Which Clothes to Never Put in the Attic
If you want to extend the lifetime of your clothes, there are a few types of garments you should never put in the attic.
Fabrics like wool, silk, and cashmere are particularly sensitive to heat and humidity, so they should be stored in a way that protects them from these elements.
These fabrics can be irreparably damaged at temperatures of 70 degrees Fahrenheit, so you should make sure to store them in a place where the temperature remains below that mark.
Fabrics like cotton and linens are much more resilient, but it’s still better to be on the safe side and store them in a more protected environment.
Signs That Indicate a Piece of Cloth Has Been Damaged by Heat
Clothes that have been exposed to too much heat are generally more prone to getting discolored. There are a few signs to look out for that indicate that your cloth has been damaged by heat. Color fading is a common problem when storing clothes in the attic.
Usually, it’s accompanied by a yellowish hue that makes the garment look old and worn out. You can prolong the lifetime of your cloth by placing them in an environment with low humidity and low temperatures.
Another sign of heat damage is discoloration. Even if a piece of cloth hasn’t faded, it can develop patches of dark color, usually brown or yellow. It usually affects darker fabrics more, such as black fabrics that turn tan.
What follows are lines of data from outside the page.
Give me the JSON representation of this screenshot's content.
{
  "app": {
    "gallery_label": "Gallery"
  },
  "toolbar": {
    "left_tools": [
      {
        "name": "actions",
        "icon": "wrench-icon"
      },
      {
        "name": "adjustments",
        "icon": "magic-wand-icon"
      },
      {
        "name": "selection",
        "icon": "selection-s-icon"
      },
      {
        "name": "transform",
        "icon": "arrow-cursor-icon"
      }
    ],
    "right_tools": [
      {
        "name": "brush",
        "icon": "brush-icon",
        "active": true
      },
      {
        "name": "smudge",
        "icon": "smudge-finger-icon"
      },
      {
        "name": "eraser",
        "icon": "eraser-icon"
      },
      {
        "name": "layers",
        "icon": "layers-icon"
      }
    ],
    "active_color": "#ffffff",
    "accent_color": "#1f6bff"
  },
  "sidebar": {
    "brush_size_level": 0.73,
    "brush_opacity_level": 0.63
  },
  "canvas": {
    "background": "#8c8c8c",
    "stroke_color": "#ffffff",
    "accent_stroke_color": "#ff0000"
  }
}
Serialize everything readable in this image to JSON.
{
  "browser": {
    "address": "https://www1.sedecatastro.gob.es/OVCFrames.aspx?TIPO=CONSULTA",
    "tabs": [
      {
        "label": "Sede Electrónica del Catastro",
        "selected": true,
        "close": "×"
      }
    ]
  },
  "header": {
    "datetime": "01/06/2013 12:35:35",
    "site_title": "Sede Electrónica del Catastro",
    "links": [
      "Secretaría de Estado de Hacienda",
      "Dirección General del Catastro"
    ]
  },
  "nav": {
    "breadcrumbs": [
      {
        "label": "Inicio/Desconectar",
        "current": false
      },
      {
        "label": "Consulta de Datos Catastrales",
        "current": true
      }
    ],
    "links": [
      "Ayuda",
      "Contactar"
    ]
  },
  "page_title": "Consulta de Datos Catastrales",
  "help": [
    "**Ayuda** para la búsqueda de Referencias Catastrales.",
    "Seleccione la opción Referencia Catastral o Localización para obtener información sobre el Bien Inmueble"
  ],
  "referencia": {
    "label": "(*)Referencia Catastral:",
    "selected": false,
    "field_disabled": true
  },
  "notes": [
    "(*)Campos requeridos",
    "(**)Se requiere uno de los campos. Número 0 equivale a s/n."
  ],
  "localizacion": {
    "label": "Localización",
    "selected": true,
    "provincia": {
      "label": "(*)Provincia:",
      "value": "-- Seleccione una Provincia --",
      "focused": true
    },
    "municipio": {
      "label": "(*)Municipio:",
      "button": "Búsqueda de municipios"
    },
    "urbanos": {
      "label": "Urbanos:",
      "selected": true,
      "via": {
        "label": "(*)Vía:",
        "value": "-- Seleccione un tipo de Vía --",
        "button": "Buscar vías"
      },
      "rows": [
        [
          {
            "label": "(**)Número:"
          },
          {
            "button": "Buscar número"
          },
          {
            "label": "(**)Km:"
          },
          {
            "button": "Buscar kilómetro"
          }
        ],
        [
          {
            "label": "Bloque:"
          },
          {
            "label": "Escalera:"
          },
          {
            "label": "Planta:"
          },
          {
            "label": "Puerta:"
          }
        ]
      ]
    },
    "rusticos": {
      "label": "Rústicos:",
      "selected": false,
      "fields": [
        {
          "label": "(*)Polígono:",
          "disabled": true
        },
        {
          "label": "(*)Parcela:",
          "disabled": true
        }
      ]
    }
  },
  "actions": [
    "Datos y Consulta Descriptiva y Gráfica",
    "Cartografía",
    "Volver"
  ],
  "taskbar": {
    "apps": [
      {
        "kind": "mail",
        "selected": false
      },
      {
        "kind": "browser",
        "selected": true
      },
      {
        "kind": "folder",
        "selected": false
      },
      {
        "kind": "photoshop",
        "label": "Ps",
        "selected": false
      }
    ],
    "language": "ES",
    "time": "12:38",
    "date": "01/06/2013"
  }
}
Shrinking and Stretching of Fabric
If you’re lucky and your clothes don’t get discolored, they might still shrink or stretch after being stored in the attic. These issues are also caused by too much heat.
You can prevent them by storing your clothes in a place where they can breathe and aren’t being crushed by other garments.
Shrinking fabrics can be a deal breaker because they might no longer fit you after a few washes. You should either avoid shrinking fabrics like polyester or choose garments that can be appropriately altered if they become too small.
Stretching fabrics like cotton and linen often happen because they’re too tightly packed in boxes. You can prevent them by making sure the clothes are loosely packed.
Storing fabrics in a place where they’re more likely to attract insects is one of the worst things you can do for them. Moths can be very destructive and can damage your fabric in a matter of days.
You can prevent this by placing your garments in tightly closed boxes that are difficult to break into. If you notice any signs of moth infestation, you should take action immediately. They reproduce quickly and can cause irreparable damage if left unchecked.
The best thing you can do is check your clothes regularly for signs of moth infestation. If you notice any, it’s best to take action immediately. Clean your clothes and store them in a tightly closed place where they can’t be easily accessed by moths.
The Right Way to Store Clothes in the Attic
You can help your clothes last longer by taking a few precautions when storing them in the attic. First, make sure that the temperature in the attic remains below 70 degrees Fahrenheit. If it rises above that mark, your clothes will start to get damaged.
Next, you need to make sure that the humidity remains below 60%. If the humidity climbs above that level, fabrics are more likely to get damaged. To prevent this, make sure that the attic is well-ventilated.
You can do this by installing an air conditioner that can be set to deactivate when the attic is cool enough.
Another way to prevent excess humidity is by storing your clothes in closed boxes with plenty of air circulating around them. It’s best to avoid plastic containers as they don’t let air reach the fabrics.
If you can, it’s best to store your clothes near the roof so that they’re less exposed to heat and humidity. This way, they can breathe and remain cooler.
When it comes to storing clothes, the attic is a common choice among homeowners. While it’s a convenient place to store clothes, it’s important to do it in a way that protects them from heat and humidity.
You can do this by keeping the attic well-ventilated and storing your clothes near the roof where they can breathe. It’s also important to check them regularly for signs of moth infestation.